Was it "Meet the Press" or the Sci-Fi Channel? Watching Rep. Nancy Pelosi, D-Calif., make her first Sunday morning TV appearance since being elected House minority leader, I had to check the cable box twice to make sure.
The woman answering Tim Russert's questions might have looked like Pelosi but she sounded like a character from "Invasion of the Body Snatchers." What had happened to the congresswoman from California? Gone was the bold, combative, impassioned, progressive politician we've come to know over her 15 years in the House. In her place was a soulless pod person -- an empty shell mouthing the kind of pallid, inoffensive, focus group-tested and cringe-inducing platitudes that have driven two-thirds of the American electorate away from politics -- and a little more than half of the remaining one-third away from the Democratic Party.
I couldn't help but wonder: Had head pod Terry McAuliffe given her a whiff of some life-sucking spores?
How else to explain, for example, Pelosi's mealy-mouthed response to the all-important question of war with Iraq. The only member of the Democratic leadership to vote against the president's resolution on the use of force, she had been unequivocal in her opposition to the war. "I have not seen," she said in September following a White House meeting with President Bush, "intelligence to justify the action that the president is suggesting."
But there she was, just 72 hours after her historic ascendance to her new post, vowing to back the president -- even if he decides to unilaterally attack Iraq without U.N. approval. "If our young people are called to duty," she said, "certainly we'll support the action of the president."
I had to turn up the volume on my TV set to make sure I was hearing her right. Sure enough, pod Pelosi was coming out foursquare in favor of backing our fighting men and women -- having conveniently skipped right over the question of whether they should be put on the front lines in the first place.
And when Russert asked her to reconcile this with her previous opposition, she dismissed him with a curt, "That's neither here nor there now. Let's put that aside." And so they did. Even when the specter of Pelosi's former self appeared and suggested, "I do think that we can raise some questions before sending [our troops] into harm's way," she still refused to raise even a single one.
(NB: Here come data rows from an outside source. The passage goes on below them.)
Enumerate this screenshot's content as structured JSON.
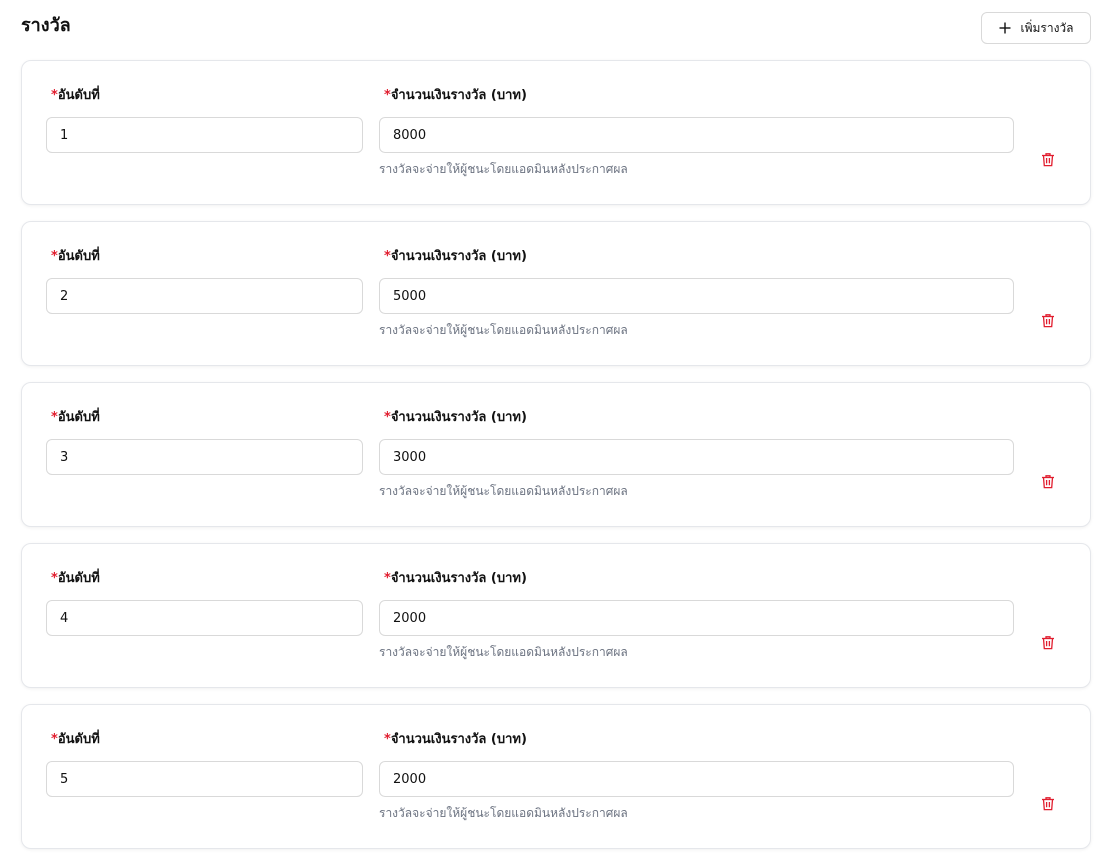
{
  "header": {
    "title": "รางวัล",
    "add_button_label": "เพิ่มรางวัล",
    "add_icon": "plus-icon"
  },
  "labels": {
    "required_mark": "*",
    "rank_label": "อันดับที่",
    "amount_label": "จำนวนเงินรางวัล (บาท)",
    "helper": "รางวัลจะจ่ายให้ผู้ชนะโดยแอดมินหลังประกาศผล"
  },
  "prizes": [
    {
      "rank": "1",
      "amount": "8000"
    },
    {
      "rank": "2",
      "amount": "5000"
    },
    {
      "rank": "3",
      "amount": "3000"
    },
    {
      "rank": "4",
      "amount": "2000"
    },
    {
      "rank": "5",
      "amount": "2000"
    }
  ],
  "colors": {
    "required": "#e11d2e",
    "delete_icon": "#e11d2e",
    "helper_text": "#6b7280",
    "border": "#d9d9d9"
  },
  "icons": {
    "delete": "trash-icon"
  }
}
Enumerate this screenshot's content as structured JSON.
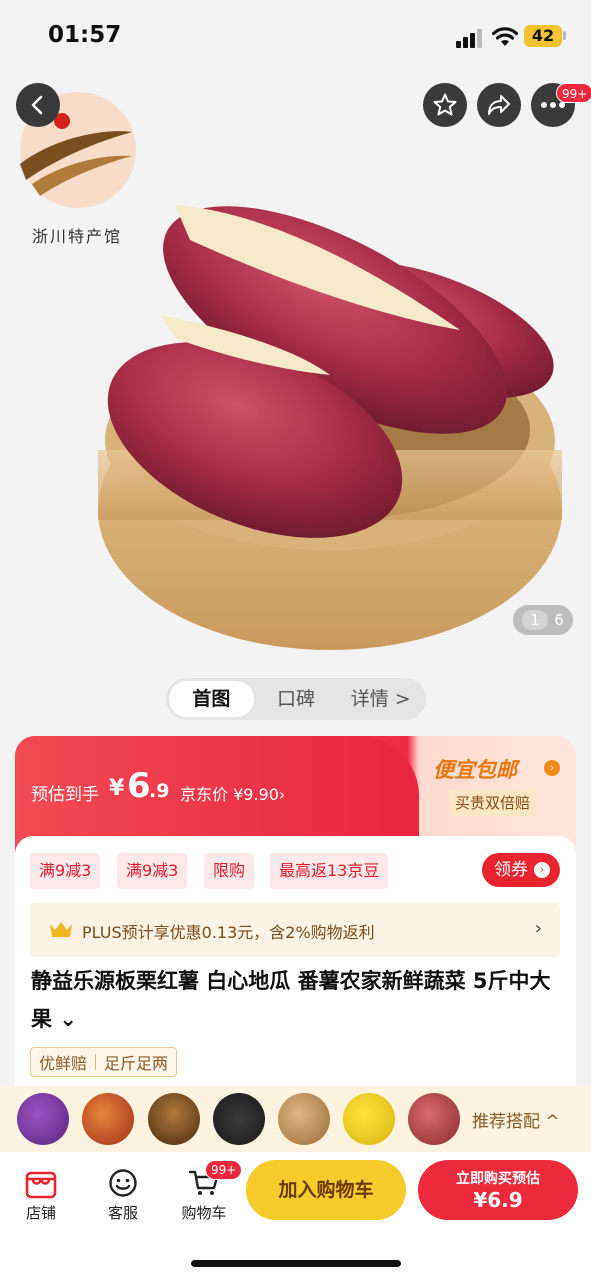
{
  "status": {
    "time": "01:57",
    "battery": "42"
  },
  "gallery": {
    "logo_text": "浙川特产馆",
    "more_badge": "99+",
    "pager": {
      "current": "1",
      "total": "6"
    }
  },
  "tabs": [
    {
      "label": "首图",
      "active": true
    },
    {
      "label": "口碑",
      "active": false
    },
    {
      "label": "详情 >",
      "active": false
    }
  ],
  "price": {
    "estimate_label": "预估到手",
    "currency": "¥",
    "integer": "6",
    "decimal": ".9",
    "jd_price": "京东价 ¥9.90›",
    "cheap_label": "便宜包邮",
    "guarantee": "买贵双倍赔"
  },
  "promos": [
    "满9减3",
    "满9减3",
    "限购",
    "最高返13京豆"
  ],
  "coupon_label": "领券",
  "plus_text": "PLUS预计享优惠0.13元，含2%购物返利",
  "product_title": "静益乐源板栗红薯 白心地瓜 番薯农家新鲜蔬菜 5斤中大果",
  "service_tags": [
    "优鲜赔",
    "足斤足两"
  ],
  "recommend_label": "推荐搭配 ^",
  "recommend_thumbs": [
    {
      "name": "purple-sweet-potato",
      "color": "#7a3aa0"
    },
    {
      "name": "fruit-basket",
      "color": "#c8502a"
    },
    {
      "name": "sauce-jars",
      "color": "#7a4a1a"
    },
    {
      "name": "black-sesame",
      "color": "#2a2a2a"
    },
    {
      "name": "grain-powder",
      "color": "#b5834a"
    },
    {
      "name": "lemons",
      "color": "#f2d21a"
    },
    {
      "name": "meat",
      "color": "#a03a40"
    }
  ],
  "bottom": {
    "store": "店铺",
    "service": "客服",
    "cart": "购物车",
    "cart_badge": "99+",
    "add_to_cart": "加入购物车",
    "buy_line1": "立即购买预估",
    "buy_line2": "¥6.9"
  }
}
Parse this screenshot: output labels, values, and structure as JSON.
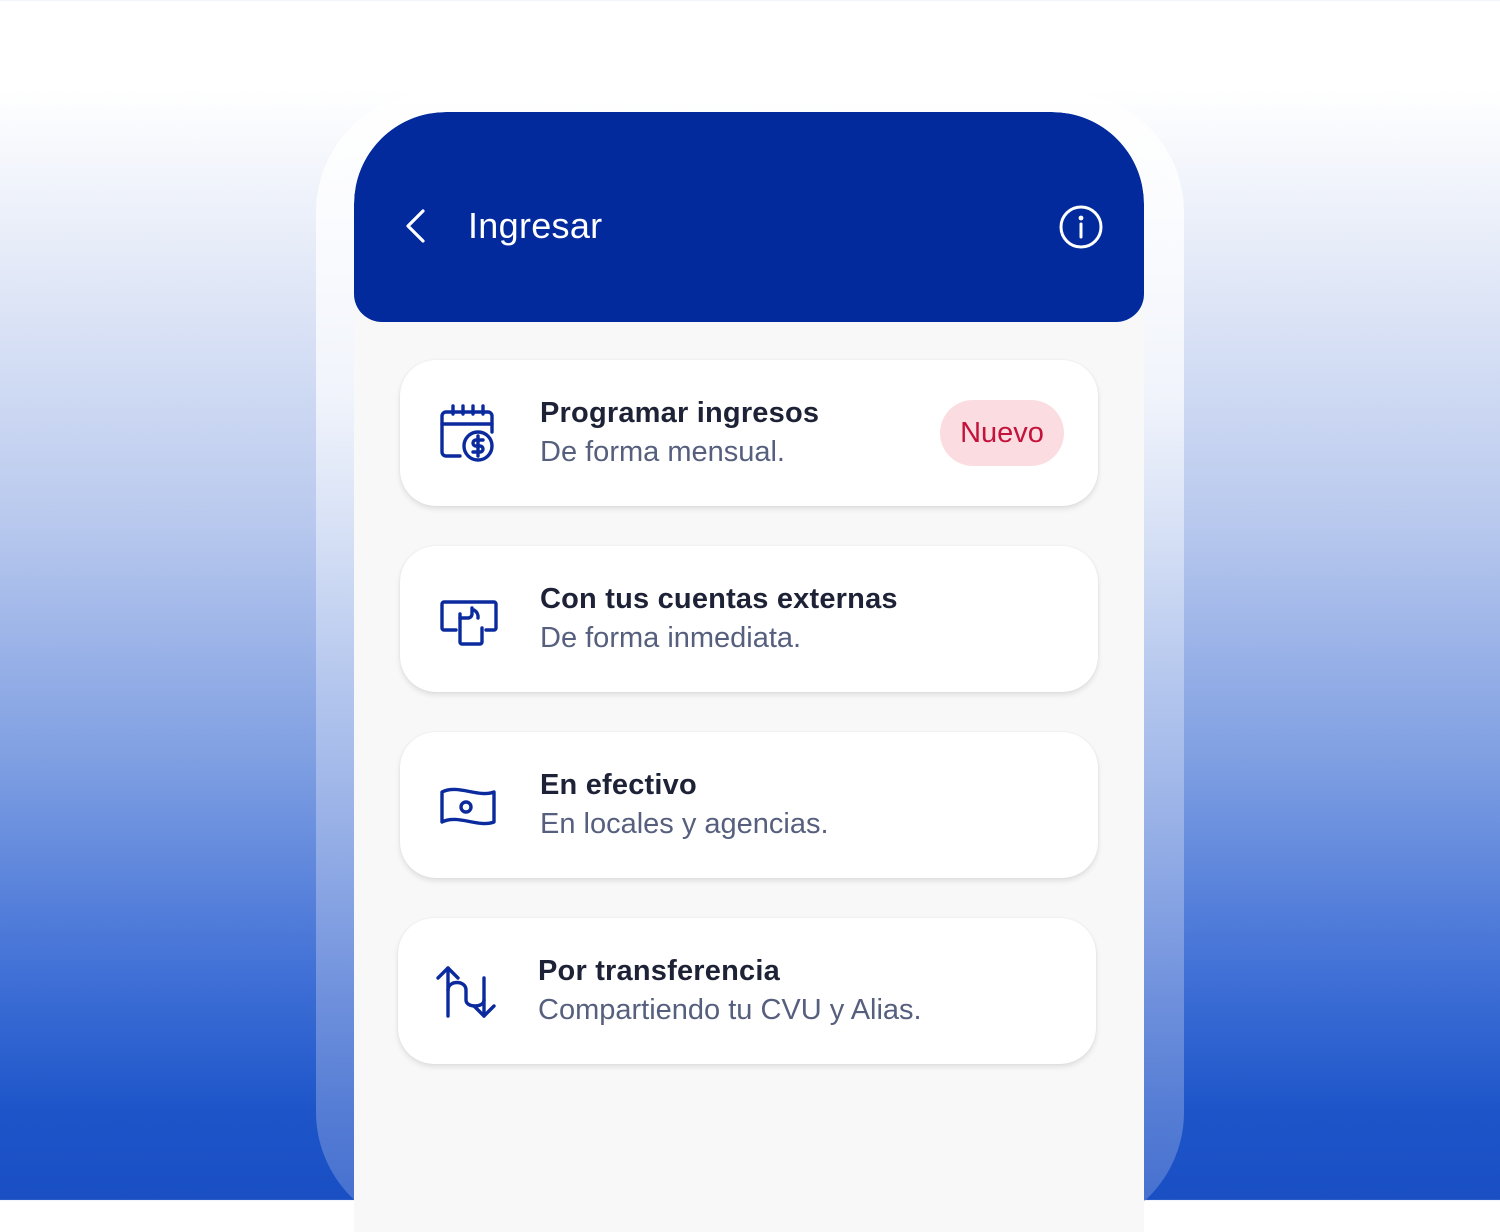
{
  "header": {
    "title": "Ingresar",
    "back_icon": "chevron-left-icon",
    "info_icon": "info-icon"
  },
  "colors": {
    "header_bg": "#022a9c",
    "icon": "#0a2a9e",
    "badge_bg": "#fbdde1",
    "badge_text": "#c4123a"
  },
  "options": [
    {
      "title": "Programar ingresos",
      "subtitle": "De forma mensual.",
      "icon": "calendar-dollar-icon",
      "badge": "Nuevo"
    },
    {
      "title": "Con tus cuentas externas",
      "subtitle": "De forma inmediata.",
      "icon": "external-account-icon"
    },
    {
      "title": "En efectivo",
      "subtitle": "En locales y agencias.",
      "icon": "banknote-icon"
    },
    {
      "title": "Por transferencia",
      "subtitle": "Compartiendo tu CVU y Alias.",
      "icon": "transfer-arrows-icon"
    }
  ]
}
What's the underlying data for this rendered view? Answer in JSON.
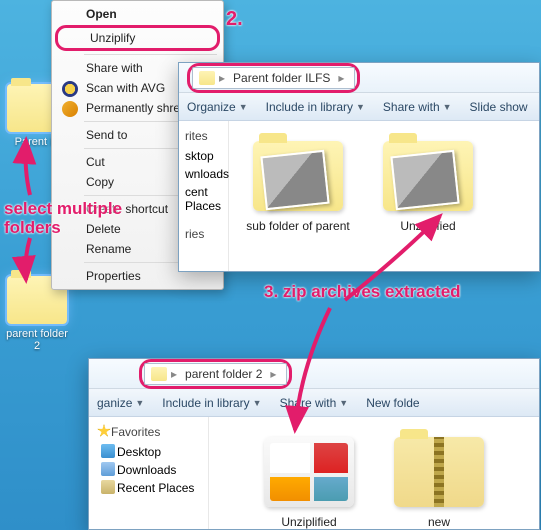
{
  "desktop": {
    "folder1": "Parent\nIL",
    "folder2": "parent folder 2"
  },
  "contextMenu": {
    "open": "Open",
    "unziplify": "Unziplify",
    "shareWith": "Share with",
    "scanAvg": "Scan with AVG",
    "shred": "Permanently shred with",
    "sendTo": "Send to",
    "cut": "Cut",
    "copy": "Copy",
    "shortcut": "Create shortcut",
    "delete": "Delete",
    "rename": "Rename",
    "properties": "Properties"
  },
  "annotations": {
    "step2": "2.",
    "step3": "3. zip archives extracted",
    "selectMulti": "select multiple folders"
  },
  "win1": {
    "breadcrumbLabel": "Parent folder ILFS",
    "cmd": {
      "organize": "Organize",
      "include": "Include in library",
      "share": "Share with",
      "slide": "Slide show"
    },
    "side": {
      "fav": "rites",
      "desktop": "sktop",
      "downloads": "wnloads",
      "recent": "cent Places",
      "libs": "ries"
    },
    "folders": {
      "a": "sub folder of parent",
      "b": "Unziplified"
    }
  },
  "win2": {
    "breadcrumbLabel": "parent folder 2",
    "cmd": {
      "organize": "ganize",
      "include": "Include in library",
      "share": "Share with",
      "new": "New folde"
    },
    "side": {
      "fav": "Favorites",
      "desktop": "Desktop",
      "downloads": "Downloads",
      "recent": "Recent Places"
    },
    "folders": {
      "a": "Unziplified",
      "b": "new"
    }
  }
}
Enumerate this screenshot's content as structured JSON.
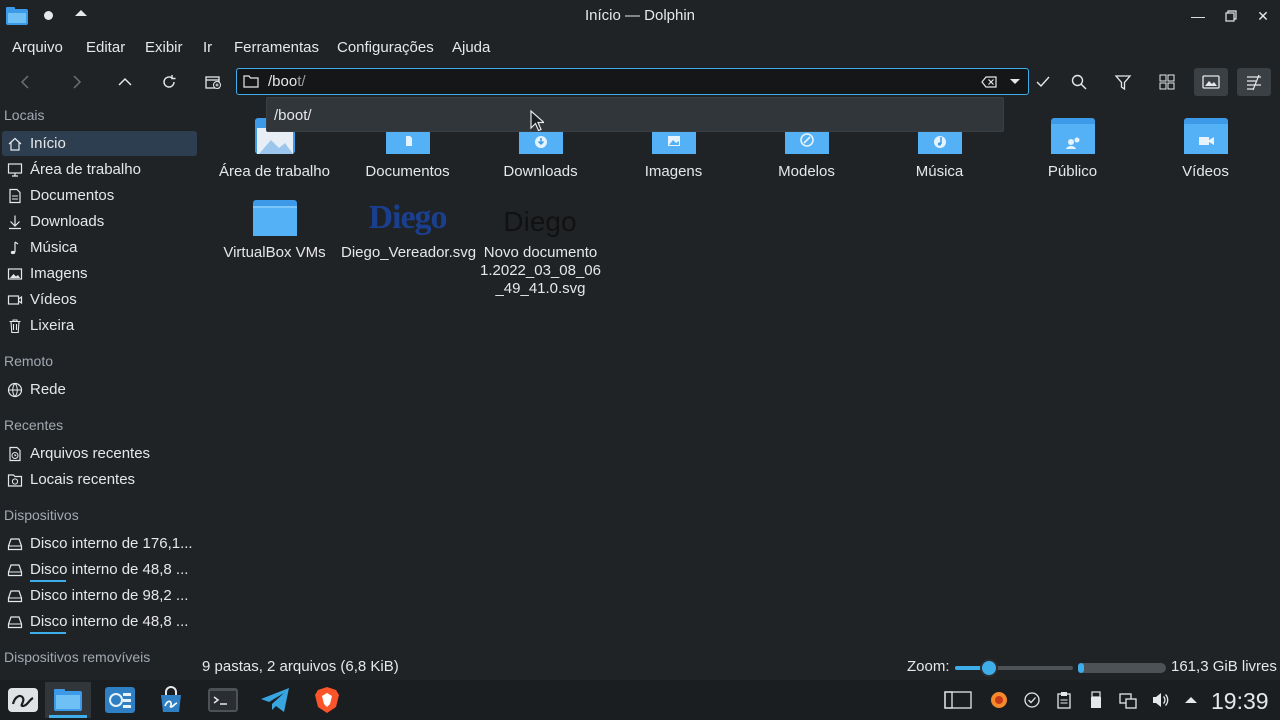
{
  "window": {
    "title": "Início — Dolphin"
  },
  "menu": [
    "Arquivo",
    "Editar",
    "Exibir",
    "Ir",
    "Ferramentas",
    "Configurações",
    "Ajuda"
  ],
  "location": {
    "typed": "/boo",
    "completion": "t/",
    "suggestion": "/boot/"
  },
  "sidebar": {
    "sections": [
      {
        "title": "Locais",
        "items": [
          "Início",
          "Área de trabalho",
          "Documentos",
          "Downloads",
          "Música",
          "Imagens",
          "Vídeos",
          "Lixeira"
        ]
      },
      {
        "title": "Remoto",
        "items": [
          "Rede"
        ]
      },
      {
        "title": "Recentes",
        "items": [
          "Arquivos recentes",
          "Locais recentes"
        ]
      },
      {
        "title": "Dispositivos",
        "items": [
          "Disco interno de 176,1...",
          "Disco interno de 48,8 ...",
          "Disco interno de 98,2 ...",
          "Disco interno de 48,8 ..."
        ]
      },
      {
        "title": "Dispositivos removíveis",
        "items": []
      }
    ]
  },
  "files": [
    {
      "name": "Área de trabalho",
      "kind": "folder-desktop"
    },
    {
      "name": "Documentos",
      "kind": "folder-documents"
    },
    {
      "name": "Downloads",
      "kind": "folder-downloads"
    },
    {
      "name": "Imagens",
      "kind": "folder-pictures"
    },
    {
      "name": "Modelos",
      "kind": "folder-templates"
    },
    {
      "name": "Música",
      "kind": "folder-music"
    },
    {
      "name": "Público",
      "kind": "folder-public"
    },
    {
      "name": "Vídeos",
      "kind": "folder-videos"
    },
    {
      "name": "VirtualBox VMs",
      "kind": "folder"
    },
    {
      "name": "Diego_Vereador.svg",
      "kind": "svg-logo",
      "preview_text": "Diego"
    },
    {
      "name": "Novo documento 1.2022_03_08_06_49_41.0.svg",
      "kind": "svg-text",
      "preview_text": "Diego"
    }
  ],
  "status": {
    "summary": "9 pastas, 2 arquivos (6,8 KiB)",
    "zoom_label": "Zoom:",
    "zoom_level": 0.25,
    "free_space": "161,3 GiB livres",
    "used_fraction": 0.07
  },
  "taskbar": {
    "clock": "19:39"
  },
  "colors": {
    "accent": "#3daee9",
    "folder": "#3d9ae8",
    "background": "#202326"
  }
}
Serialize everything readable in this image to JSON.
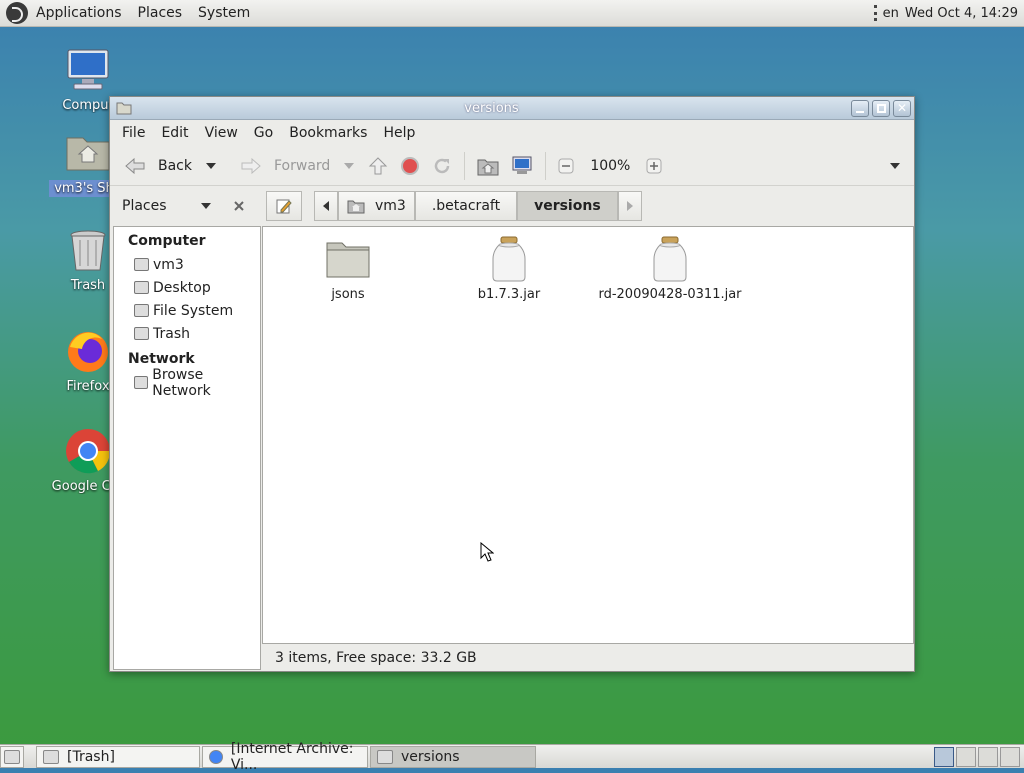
{
  "top_panel": {
    "menus": [
      "Applications",
      "Places",
      "System"
    ],
    "language": "en",
    "clock": "Wed Oct 4, 14:29"
  },
  "desktop": {
    "icons": [
      {
        "label": "Comput",
        "icon": "computer-icon"
      },
      {
        "label": "vm3's Sha",
        "icon": "home-folder-icon",
        "selected": true
      },
      {
        "label": "Trash",
        "icon": "trash-icon"
      },
      {
        "label": "Firefox",
        "icon": "firefox-icon"
      },
      {
        "label": "Google Chr",
        "icon": "chrome-icon"
      }
    ]
  },
  "window": {
    "title": "versions",
    "menus": [
      "File",
      "Edit",
      "View",
      "Go",
      "Bookmarks",
      "Help"
    ],
    "toolbar": {
      "back": "Back",
      "forward": "Forward",
      "zoom": "100%"
    },
    "sidebar": {
      "selector": "Places",
      "categories": [
        {
          "title": "Computer",
          "items": [
            "vm3",
            "Desktop",
            "File System",
            "Trash"
          ]
        },
        {
          "title": "Network",
          "items": [
            "Browse Network"
          ]
        }
      ]
    },
    "breadcrumbs": [
      "vm3",
      ".betacraft",
      "versions"
    ],
    "files": [
      {
        "name": "jsons",
        "type": "folder"
      },
      {
        "name": "b1.7.3.jar",
        "type": "jar"
      },
      {
        "name": "rd-20090428-0311.jar",
        "type": "jar"
      }
    ],
    "status": "3 items, Free space: 33.2 GB"
  },
  "bottom_panel": {
    "tasks": [
      "[Trash]",
      "[Internet Archive: Vi...",
      "versions"
    ],
    "workspaces": 4,
    "active_workspace": 1
  }
}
Who then, if not one of the heads of the, nominally, opposition party is going to raise these questions? Paul Wolfowitz, perhaps?
She was similarly compliant when it came to the president's handling of the war on terrorism. Unlike her counterpart in the Senate, Tom Daschle, who chided Bush for not having "made any real progress" in the war on terror, Pelosi gave the president two thumbs up, contending that when it comes to combating terror, Americans "are in better shape now than we were last year."
Pelosi even tried to put a positive spin on the fact that Osama bin Laden is still on the loose -- and, according to U.S. intelligence, very much alive -- making the startling claim that the al-Qaida mastermind isn't really "such an essential piece" of the war on terrorism. And John Muhammad was only tangentially involved with the sniper attacks, I suppose. So we have reason enough to bomb Iraq into the Stone Age, but Osama isn't worth losing sleep over?
Turning her gaze on the smoldering ruins of Election Night 2002, Pelosi offered up some Churchillian language. "Never again," she promised, "will you see a situation where the Democratic Party will go forth into an election with the Republicans characterizing who we are, but without a Democratic message to inoculate against that mischaracterization." But when she tried her hand at delivering that message, the best she could manage were shopworn banalities about plans to "grow the economy" and "create jobs." I'm afraid that inoculation is in need of a serious booster shot.
To hear pod Pelosi tell it, her leadership role is all about finding the political middle. "We must seek our common ground with the administration," she told Russert. And I lost count of the number of times she used the word "consensus" during her appearance. In truth, the last thing the Democrats need right now is another champion of compromise -- another Dick Gephardt. Why does she think he stepped down in the first place? Because he didn't seek enough consensus?
"She has got her beliefs," Pelosi's communications director, Brendan Daly, helpfully explains. "But we are here to win, and she understands that to do that you need to be in the middle." Well, congratulations. Because based on Pelosi's inaugural appearances as minority leader-elect, yet another soulless middle-of-the-road leader is precisely what the Democrats -- and the country -- are about to get.
What is it about our system that the minute politicians are given a chance to lead, all they want to do is follow the pack? If the Democrats are really looking for a leader to help them return to power, the position, it seems, is still open.